I'm Adriaan de Jongh. I make games and prototypes to make people play.
I'm best known for Fingle, Bounden and contract( ). Being generally interested in social interaction, my games often connect people (sometimes in a literal way) to make them play with each other’s personalities, to strengthen their relationship, or to discover each player’s social boundaries.
Update September 20th, 2015: currently prototyping an unnanounced mobile dancing game, a space shooter like you've never seen before, and a 'Where is Waldo'-like.
Working together with Dutch National Ballet choreographer Ernst Meisner and the talented dancers of the Junior Company was incredibly inspiring. Although Bounden will not teach you actual ballet moves, it will certainly get you in the mood for it. I was responsibile for the vision and direction of the project, the six preceding prototypes, the funding application, coordinating the 11-person team, half of the levels in the game, coding most of the interface, and the business side of things. Available on iOS, Android.
It baffles me to think about how little we touch our friends and family. The break-up stories that Fingle created only confirm this; touching each other is a societal crime. Fortunately, among the stories created by Fingle are also stories of love, friendship, and awkwardness. I was responsible for the vision and direction of the project, the prototype, all levels, and selling the game. Available on iPad.
I needed something to quickly generate agreements between me and my collaborators, so I made contract( ). It generates an agreement in plain English, covering most things you want to agree on before working together with someone in the games industry. The agreement templates I wrote for contract( ) are based on the idea that developers do not need legalese to come to an agreement or to resolve a disagreement. I had several lawyers and tons of game developers look at it to make sure it is as unbiased, practical, honest, but also as legit as possible. docontract.com.
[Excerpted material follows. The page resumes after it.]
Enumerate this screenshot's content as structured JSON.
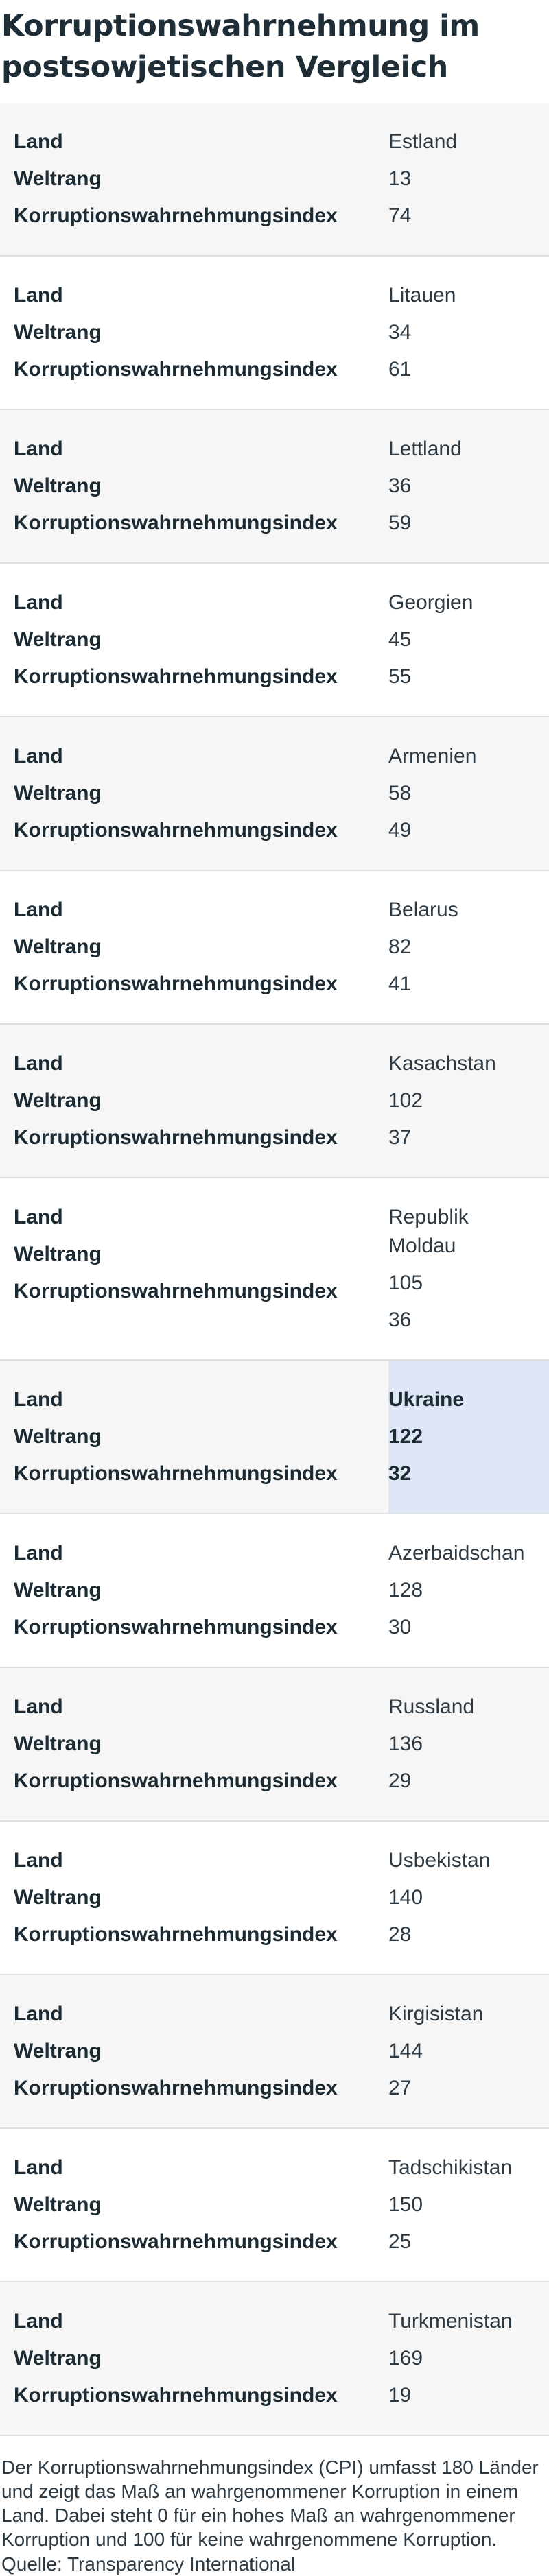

I've often been blind to problems of my own prototypes. Funny enough, those kinds of problems are often easily recognisable to other developers. That is why I started organising playdev.club, a repeating event in the Netherlands to show your own prototypes to other developers. playdev.club.